Homes to be heated by their sewers as part of a Green Heat Networks project

The heat generated by sewers can be harnessed for energy
The heat generated by sewers can be harnessed for energy (Image credit: Getty Images)

Nearly 2,000 homes and businesses could be heated with power generated from sewage after the UK Government pumped £11m into a new green heating project.

The new project is one of many receiving the money from an £80.6 million scheme and will see Bolton residents keep their homes and businesses warm with waste heat generated by the town’s sewers.

The news comes as energy price rises are forcing many UK households into fuel poverty, driving investment and interest in alternative sources of energy.

How will energy be used from sewers?

Energy will be extracted from both sewage and waste hot water from washing machines, bathrooms and kitchens to fuel a new heat pump, as part of Bolton’s first district heating network.

Heat pumps can recover heat from sewage water and sewer pipes by absorbing the sewer heat and use that temperature for district energy where heat is generated at a central source, with either hot water or steam circulated to homes and other nearby buildings using insulated pipes. The largest systems cover entire cities such as Stockholm in Sweden or Flensburg in Germany using a network of large pipes and many are powered by renewable energy.

£80.6m investment aims to show ‘energy sources can be found in the most unexpected places’

The Bolton project is one of four to receive grants from the government’s Green Heat Network Fund.  

The projects in Exeter, London and Hull will help cut carbon emissions from homes and businesses – and put the UK a step closer to reaching net zero by 2050, the government claims.

Ministers also awarded £8 million to improve 34 inefficient heat networks. The money will enable upgrades, creating a more reliable heating supply for more than 9,000 residents, hospital patients, students and public sector workers, as well as keeping bills down. 

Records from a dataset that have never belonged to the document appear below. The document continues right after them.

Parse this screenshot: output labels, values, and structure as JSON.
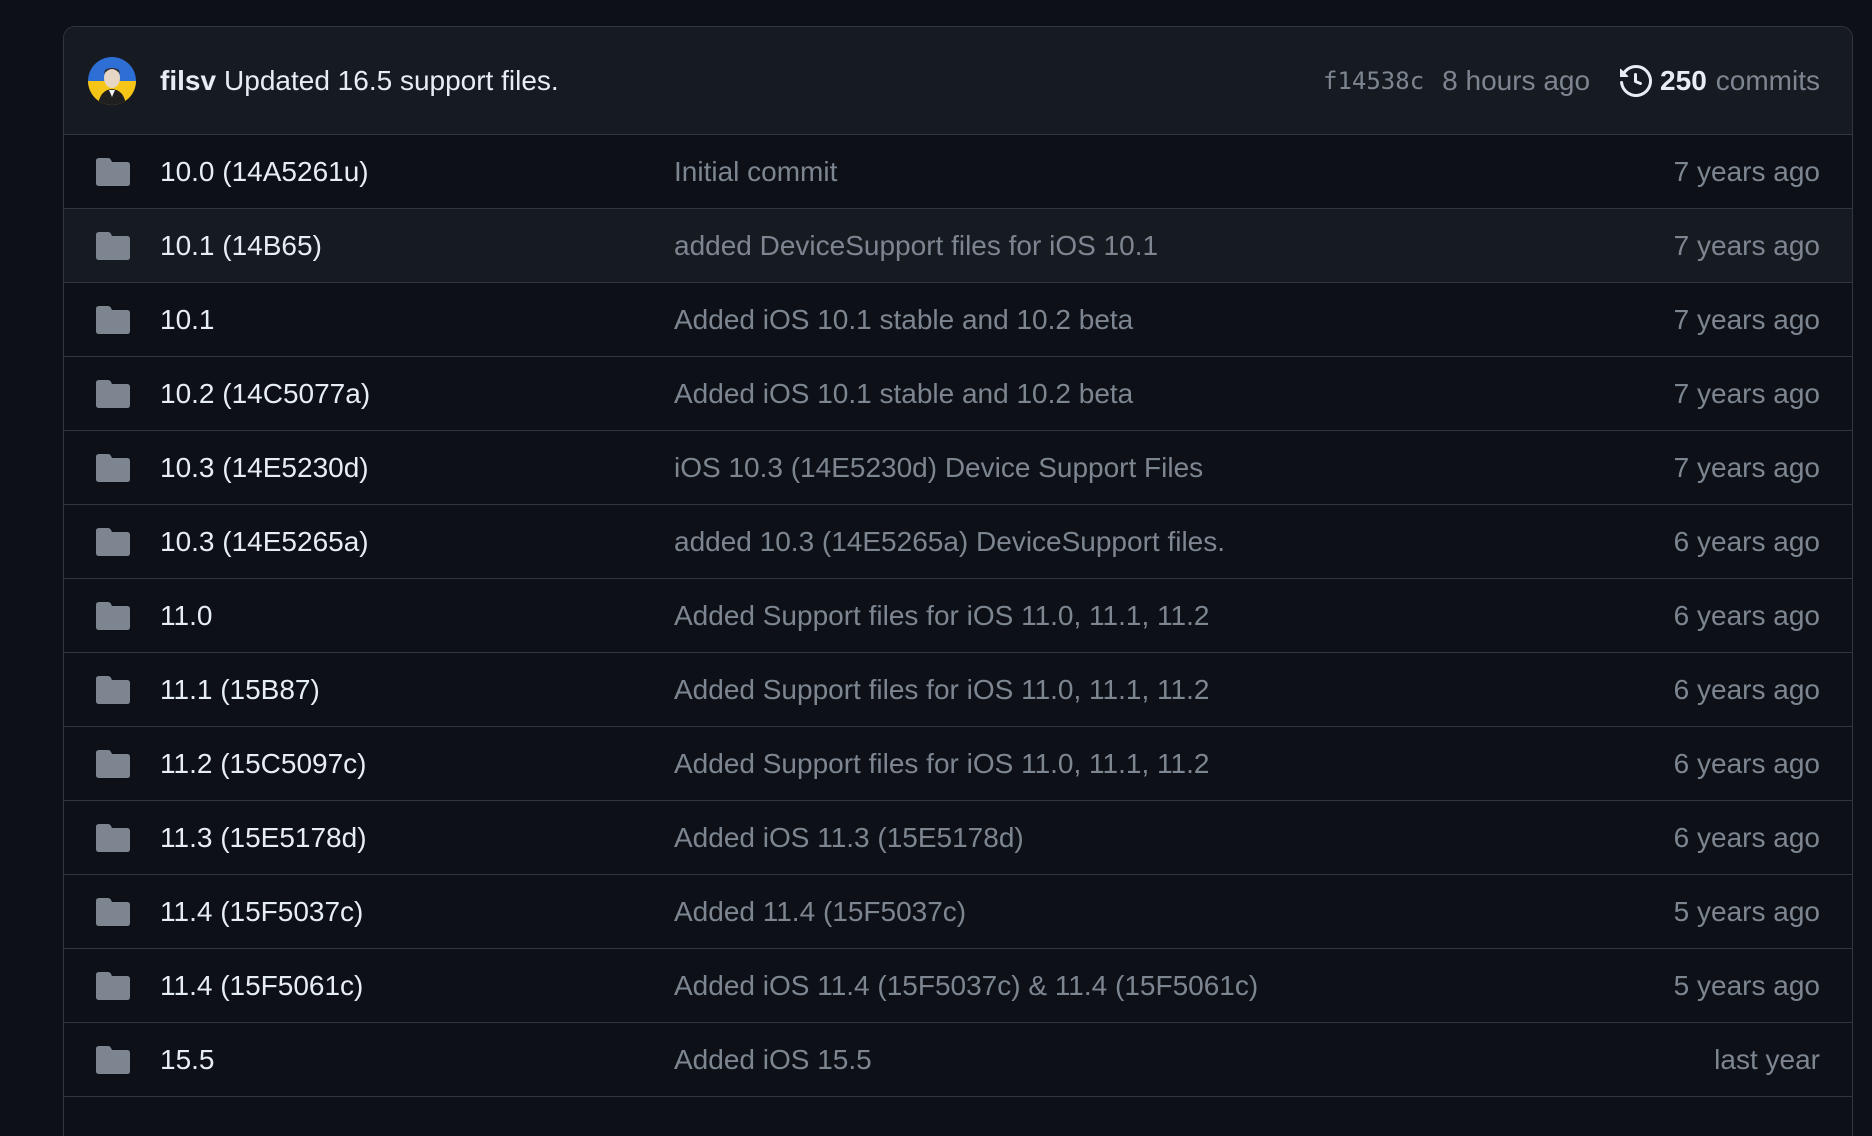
{
  "latest_commit": {
    "author": "filsv",
    "message": "Updated 16.5 support files.",
    "sha": "f14538c",
    "time": "8 hours ago",
    "commit_count": "250",
    "commit_label": "commits",
    "icons": {
      "avatar": "user-avatar",
      "history": "history-icon"
    }
  },
  "colors": {
    "background": "#0d1117",
    "header_background": "#161b22",
    "border": "#30363d",
    "primary_text": "#e6edf3",
    "muted_text": "#7d8590",
    "folder": "#7d8590"
  },
  "files": [
    {
      "name": "10.0 (14A5261u)",
      "message": "Initial commit",
      "age": "7 years ago",
      "icon": "folder-icon"
    },
    {
      "name": "10.1 (14B65)",
      "message": "added DeviceSupport files for iOS 10.1",
      "age": "7 years ago",
      "icon": "folder-icon"
    },
    {
      "name": "10.1",
      "message": "Added iOS 10.1 stable and 10.2 beta",
      "age": "7 years ago",
      "icon": "folder-icon"
    },
    {
      "name": "10.2 (14C5077a)",
      "message": "Added iOS 10.1 stable and 10.2 beta",
      "age": "7 years ago",
      "icon": "folder-icon"
    },
    {
      "name": "10.3 (14E5230d)",
      "message": "iOS 10.3 (14E5230d) Device Support Files",
      "age": "7 years ago",
      "icon": "folder-icon"
    },
    {
      "name": "10.3 (14E5265a)",
      "message": "added 10.3 (14E5265a) DeviceSupport files.",
      "age": "6 years ago",
      "icon": "folder-icon"
    },
    {
      "name": "11.0",
      "message": "Added Support files for iOS 11.0, 11.1, 11.2",
      "age": "6 years ago",
      "icon": "folder-icon"
    },
    {
      "name": "11.1 (15B87)",
      "message": "Added Support files for iOS 11.0, 11.1, 11.2",
      "age": "6 years ago",
      "icon": "folder-icon"
    },
    {
      "name": "11.2 (15C5097c)",
      "message": "Added Support files for iOS 11.0, 11.1, 11.2",
      "age": "6 years ago",
      "icon": "folder-icon"
    },
    {
      "name": "11.3 (15E5178d)",
      "message": "Added iOS 11.3 (15E5178d)",
      "age": "6 years ago",
      "icon": "folder-icon"
    },
    {
      "name": "11.4 (15F5037c)",
      "message": "Added 11.4 (15F5037c)",
      "age": "5 years ago",
      "icon": "folder-icon"
    },
    {
      "name": "11.4 (15F5061c)",
      "message": "Added iOS 11.4 (15F5037c) & 11.4 (15F5061c)",
      "age": "5 years ago",
      "icon": "folder-icon"
    },
    {
      "name": "15.5",
      "message": "Added iOS 15.5",
      "age": "last year",
      "icon": "folder-icon"
    }
  ]
}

Lord Callanan, Minister for Energy Efficiency and Green Finance, said: “These innovative projects will help drive down energy costs while also demonstrating why the UK has led the way in cutting carbon emissions. 

“They show how energy sources can be found in the most unexpected places – as more homes and businesses will benefit from cleaner heating and lower energy bills.

“Our upgrades will also make sure our existing heat networks are upgraded – so customers can get the reliable heating supply they deserve.”

Increase in the range of UK heat networks

The borehole drill going into ground which is a large drill stood high in the air with the surrounding development site and workers

The scheme is one of many seeking to make use of Britain's untapped renewable energies such as this borehole in Cornwall seeking to use geothermal energy stored underground (Image credit: Exergy International)

The International Energy Agency has highlighted district heating as a key part of decarbonisation of energy supply.

It said: “District heating offers great potential for efficient, cost-effective and flexible large-scale integration of low-emission energy sources into the heating energy mix. However, the decarbonisation potential of district heating is largely untapped, as fossil fuels still dominate district network supplies globally (about 90% of total heat production), especially in the two largest markets of China and Russia.”

Many innovative solutions to fossil fuels have been put forward and are being developed, such as water heated by geothermal energy that floods disused coal mines being used to heat more than 6 million homes

Meanwhile, work has begun on a borehole dug 5275 metres to tap into geothermal energy that could heat around 3,800 homes and public facilities in Cornwall.

Sam Webb

Sam is based in Coventry and has been a news reporter for nearly 20 years. His work has featured in the Mirror, The Sun, MailOnline, the Independent, and news outlets throughout the world.  As a copywriter, he has written for clients as diverse as Saint-Gobain, Michelin, Halfords Autocentre, Great British Heating, and Irwin Industrial Tools. During the pandemic, he converted a van into a mini-camper and is currently planning to convert his shed into an office and Star Wars shrine.